However, they can’t claim for time spent carrying out their duties unless they are a professional attorney, such as a solicitor, who will charge fees.
How should my attorney act?
Some people worry about whether they can be sure their attorney will act in their best interests but there are certain principles they must follow.
Your attorney must follow certain principles to ensure you still make your own decisions as much as possible, and that they make the right decisions on your behalf if you can’t.
The principles are:
- A presumption that you have mental capacity
It must be assumed that you’re able to make your own decisions, unless it can be established that you can’t.
- The right to be supported to make a decision
You must be given as much practical help as possible to allow you to make your own decision before anyone decides you’re unable to. For example, you may be able to understand or communicate through the use of sign language or pictures, or perhaps you’re more relaxed at a certain time of the day and find it easier to make decisions then.
- The right to make what appears to be unwise decisions
You shouldn’t be treated as unable to make a decisions just because others believe it to be an unwise decision.
- Any decisions made on your behalf to be made in your best interests
Any decisions made or action taken on your behalf must be made in your best interests.
- Any decisions made on your behalf to be the least restrictive option
Anyone making decisions for you should consider all the options and choose the one that is the least restrictive of your rights and freedoms.
How can my attorney be sure they’re acting in my best interests?
When making any decision, your attorney must:
- Do everything possible to encourage you to participate
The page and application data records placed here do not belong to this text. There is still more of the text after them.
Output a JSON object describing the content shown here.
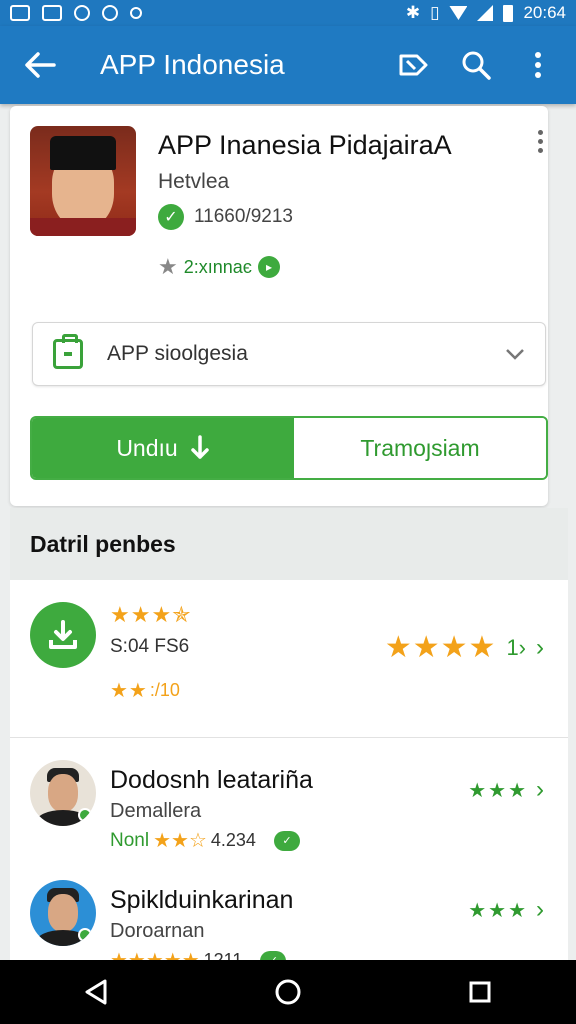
{
  "status_bar": {
    "time": "20:64",
    "icons": [
      "gallery-icon",
      "image-icon",
      "shield-icon",
      "settings-icon",
      "dot-icon",
      "bluetooth-icon",
      "vibrate-icon",
      "wifi-icon",
      "signal-icon",
      "battery-icon"
    ]
  },
  "app_bar": {
    "title": "APP Indonesia",
    "actions": [
      "tag-icon",
      "search-icon",
      "more-vert-icon"
    ]
  },
  "app_card": {
    "name": "APP Inanesia PidajairaA",
    "developer": "Hetvlea",
    "verified_text": "11660/9213",
    "rating_text": "2:хınnaє",
    "dropdown": {
      "label": "APP sioolgesia"
    },
    "buttons": {
      "primary": "Undıu",
      "secondary": "Tramoȷsiam"
    }
  },
  "section": {
    "title": "Datril penbes"
  },
  "download_row": {
    "subtitle": "S:04 FS6",
    "rating_value": ":/10",
    "count": "1›"
  },
  "people": [
    {
      "name": "Dodosnh leatariña",
      "subtitle": "Demallera",
      "label": "Nonl",
      "stat": "4.234"
    },
    {
      "name": "Spiklduinkarinan",
      "subtitle": "Doroarnan",
      "label": "",
      "stat": "1211"
    }
  ],
  "colors": {
    "primary_blue": "#1f7ac2",
    "accent_green": "#3eaa3e",
    "star_yellow": "#f3a21a"
  }
}
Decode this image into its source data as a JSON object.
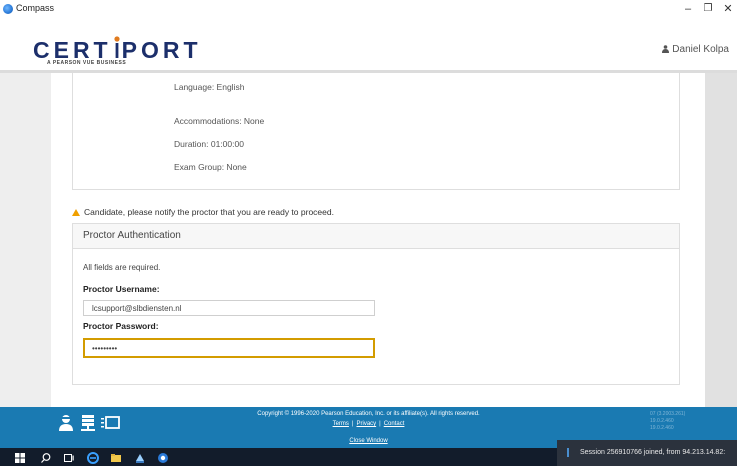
{
  "window": {
    "title": "Compass"
  },
  "header": {
    "logo_text_left": "CERT",
    "logo_text_right": "PORT",
    "tagline": "A PEARSON VUE BUSINESS",
    "user_name": "Daniel Kolpa"
  },
  "exam_info": {
    "language": "Language: English",
    "accommodations": "Accommodations: None",
    "duration": "Duration: 01:00:00",
    "exam_group": "Exam Group: None"
  },
  "notice": "Candidate, please notify the proctor that you are ready to proceed.",
  "auth": {
    "title": "Proctor Authentication",
    "required_note": "All fields are required.",
    "username_label": "Proctor Username:",
    "username_value": "lcsupport@slbdiensten.nl",
    "password_label": "Proctor Password:",
    "password_value": "•••••••••"
  },
  "footer": {
    "copyright": "Copyright © 1996-2020 Pearson Education, Inc. or its affiliate(s). All rights reserved.",
    "terms": "Terms",
    "privacy": "Privacy",
    "contact": "Contact",
    "close_window": "Close Window",
    "version_1": "07 (3.2003.261)",
    "version_2": "19.0.2.460",
    "version_3": "19.0.2.460"
  },
  "taskbar": {
    "session_text": "Session 256910766 joined, from 94.213.14.82:"
  },
  "colors": {
    "footer_blue": "#1a7ab2",
    "logo_navy": "#1c2f6b",
    "focus_gold": "#d39c00",
    "warning": "#f0a000"
  }
}
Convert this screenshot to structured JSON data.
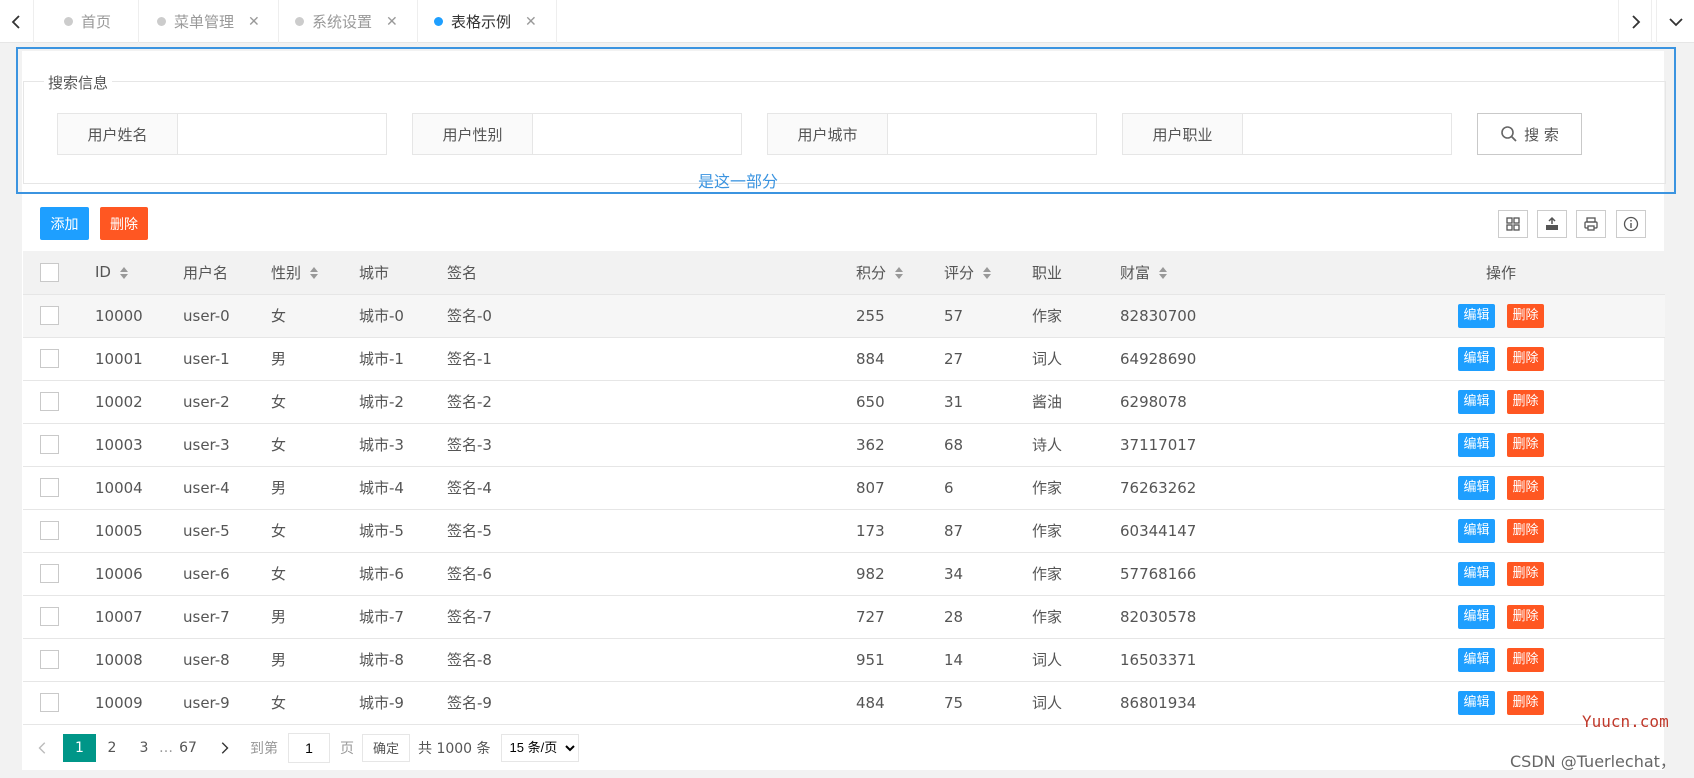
{
  "tabs": [
    {
      "label": "首页",
      "closable": false,
      "active": false
    },
    {
      "label": "菜单管理",
      "closable": true,
      "active": false
    },
    {
      "label": "系统设置",
      "closable": true,
      "active": false
    },
    {
      "label": "表格示例",
      "closable": true,
      "active": true
    }
  ],
  "search": {
    "legend": "搜索信息",
    "fields": [
      {
        "label": "用户姓名",
        "value": ""
      },
      {
        "label": "用户性别",
        "value": ""
      },
      {
        "label": "用户城市",
        "value": ""
      },
      {
        "label": "用户职业",
        "value": ""
      }
    ],
    "button": "搜 索",
    "note": "是这一部分"
  },
  "toolbar": {
    "add": "添加",
    "delete": "删除"
  },
  "table": {
    "headers": [
      "ID",
      "用户名",
      "性别",
      "城市",
      "签名",
      "积分",
      "评分",
      "职业",
      "财富",
      "操作"
    ],
    "rows": [
      [
        "10000",
        "user-0",
        "女",
        "城市-0",
        "签名-0",
        "255",
        "57",
        "作家",
        "82830700"
      ],
      [
        "10001",
        "user-1",
        "男",
        "城市-1",
        "签名-1",
        "884",
        "27",
        "词人",
        "64928690"
      ],
      [
        "10002",
        "user-2",
        "女",
        "城市-2",
        "签名-2",
        "650",
        "31",
        "酱油",
        "6298078"
      ],
      [
        "10003",
        "user-3",
        "女",
        "城市-3",
        "签名-3",
        "362",
        "68",
        "诗人",
        "37117017"
      ],
      [
        "10004",
        "user-4",
        "男",
        "城市-4",
        "签名-4",
        "807",
        "6",
        "作家",
        "76263262"
      ],
      [
        "10005",
        "user-5",
        "女",
        "城市-5",
        "签名-5",
        "173",
        "87",
        "作家",
        "60344147"
      ],
      [
        "10006",
        "user-6",
        "女",
        "城市-6",
        "签名-6",
        "982",
        "34",
        "作家",
        "57768166"
      ],
      [
        "10007",
        "user-7",
        "男",
        "城市-7",
        "签名-7",
        "727",
        "28",
        "作家",
        "82030578"
      ],
      [
        "10008",
        "user-8",
        "男",
        "城市-8",
        "签名-8",
        "951",
        "14",
        "词人",
        "16503371"
      ],
      [
        "10009",
        "user-9",
        "女",
        "城市-9",
        "签名-9",
        "484",
        "75",
        "词人",
        "86801934"
      ]
    ],
    "edit_label": "编辑",
    "delete_label": "删除"
  },
  "pager": {
    "pages": [
      "1",
      "2",
      "3",
      "67"
    ],
    "ellipsis": "…",
    "goto": "到第",
    "current": "1",
    "page_unit": "页",
    "confirm": "确定",
    "total": "共 1000 条",
    "per_page": "15 条/页"
  },
  "watermarks": {
    "site": "Yuucn.com",
    "author": "CSDN @Tuerlechat，"
  },
  "colors": {
    "accent": "#1e9fff",
    "danger": "#ff5722",
    "current_page": "#009688",
    "highlight": "#3b94e0"
  }
}
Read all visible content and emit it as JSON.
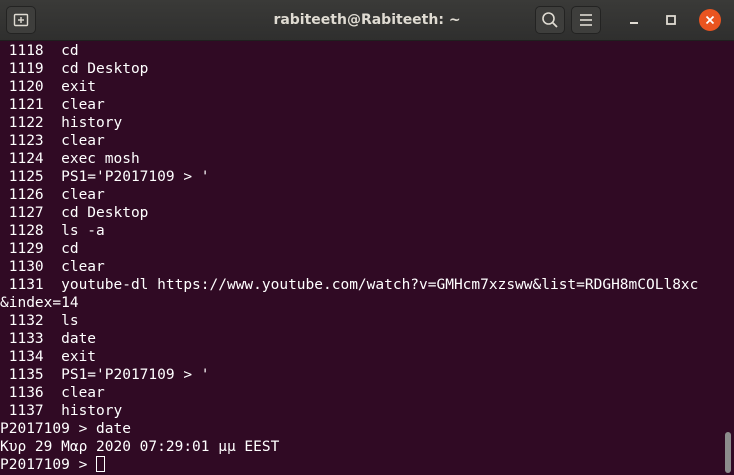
{
  "window": {
    "title": "rabiteeth@Rabiteeth: ~"
  },
  "icons": {
    "new_tab": "new-tab-icon",
    "search": "search-icon",
    "menu": "hamburger-menu-icon",
    "minimize": "minimize-icon",
    "maximize": "maximize-icon",
    "close": "close-icon"
  },
  "colors": {
    "terminal_background": "#300a24",
    "close_button": "#e95420",
    "text": "#ffffff"
  },
  "terminal": {
    "lines": [
      " 1118  cd",
      " 1119  cd Desktop",
      " 1120  exit",
      " 1121  clear",
      " 1122  history",
      " 1123  clear",
      " 1124  exec mosh",
      " 1125  PS1='P2017109 > '",
      " 1126  clear",
      " 1127  cd Desktop",
      " 1128  ls -a",
      " 1129  cd",
      " 1130  clear",
      " 1131  youtube-dl https://www.youtube.com/watch?v=GMHcm7xzsww&list=RDGH8mCOLl8xc",
      "&index=14",
      " 1132  ls",
      " 1133  date",
      " 1134  exit",
      " 1135  PS1='P2017109 > '",
      " 1136  clear",
      " 1137  history",
      "P2017109 > date",
      "Κυρ 29 Μαρ 2020 07:29:01 μμ EEST"
    ],
    "prompt": "P2017109 > "
  }
}
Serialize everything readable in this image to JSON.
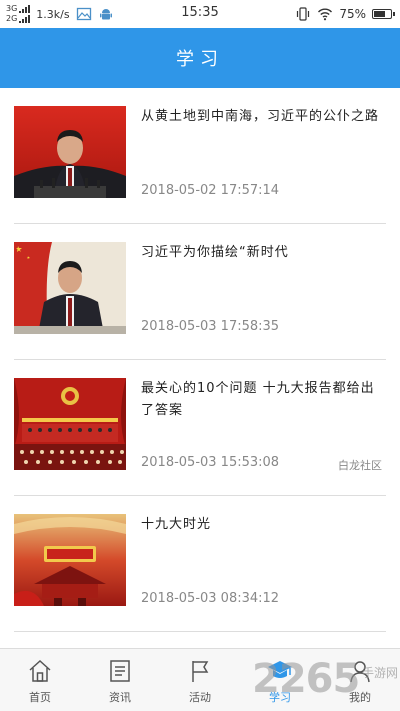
{
  "status_bar": {
    "network_1": "3G",
    "network_2": "2G",
    "speed": "1.3k/s",
    "time": "15:35",
    "battery": "75%",
    "battery_level": 0.75
  },
  "header": {
    "title": "学习"
  },
  "articles": [
    {
      "title": "从黄土地到中南海，习近平的公仆之路",
      "date": "2018-05-02 17:57:14",
      "source": ""
    },
    {
      "title": "习近平为你描绘“新时代",
      "date": "2018-05-03 17:58:35",
      "source": ""
    },
    {
      "title": "最关心的10个问题 十九大报告都给出了答案",
      "date": "2018-05-03 15:53:08",
      "source": "白龙社区"
    },
    {
      "title": "十九大时光",
      "date": "2018-05-03 08:34:12",
      "source": ""
    }
  ],
  "tabs": [
    {
      "label": "首页",
      "icon": "home-icon"
    },
    {
      "label": "资讯",
      "icon": "news-icon"
    },
    {
      "label": "活动",
      "icon": "flag-icon"
    },
    {
      "label": "学习",
      "icon": "graduation-cap-icon",
      "active": true
    },
    {
      "label": "我的",
      "icon": "person-icon"
    }
  ],
  "watermark": {
    "text": "2265",
    "sub": "手游网"
  },
  "colors": {
    "accent": "#2f96e8",
    "date_text": "#888888"
  }
}
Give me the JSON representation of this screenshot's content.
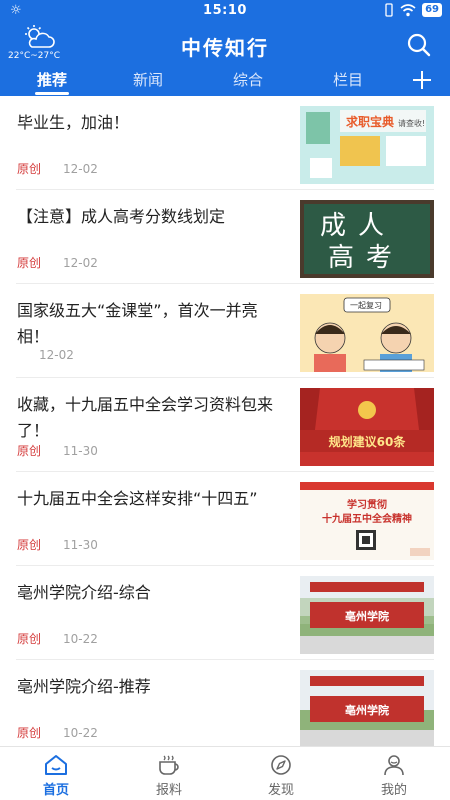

- Consider your past and present feelings, especially any expression of your wishes you made, such as an advance statement
- Consider any of your beliefs and values that could influence the decision
- Talk to other people, such as your family, carers or friends, who know about your feelings, beliefs and values
- Always remember your right to privacy and that it might not be appropriate to share information about you with everyone
- Know about any exceptions, such as if you have made an advance decision to refuse medical treatment.
What can I do if my attorney is not acting in my best interests?
If you think your attorney or deputy is not making decisions in your best interests, there are a number of ways you can make a complaint.
- If your complaint is a healthcare issue, your local NHS Complaints Advocacy service can support you when making a formal complaint. You can find out more from your local Healthwatch.
- If your complaint is about social care, you could contact the local social services adult protection team to discuss your concerns.
- If you think you’re in immediate danger, contact your local police force.
You can also raise your concerns anonymously with the Office of the Public Guardian. The OPG is responsible for monitoring attorneys and deputies and can investigate allegations of mistreatment or fraud. It can report concerns to another agency, such as the police or social services, if appropriate.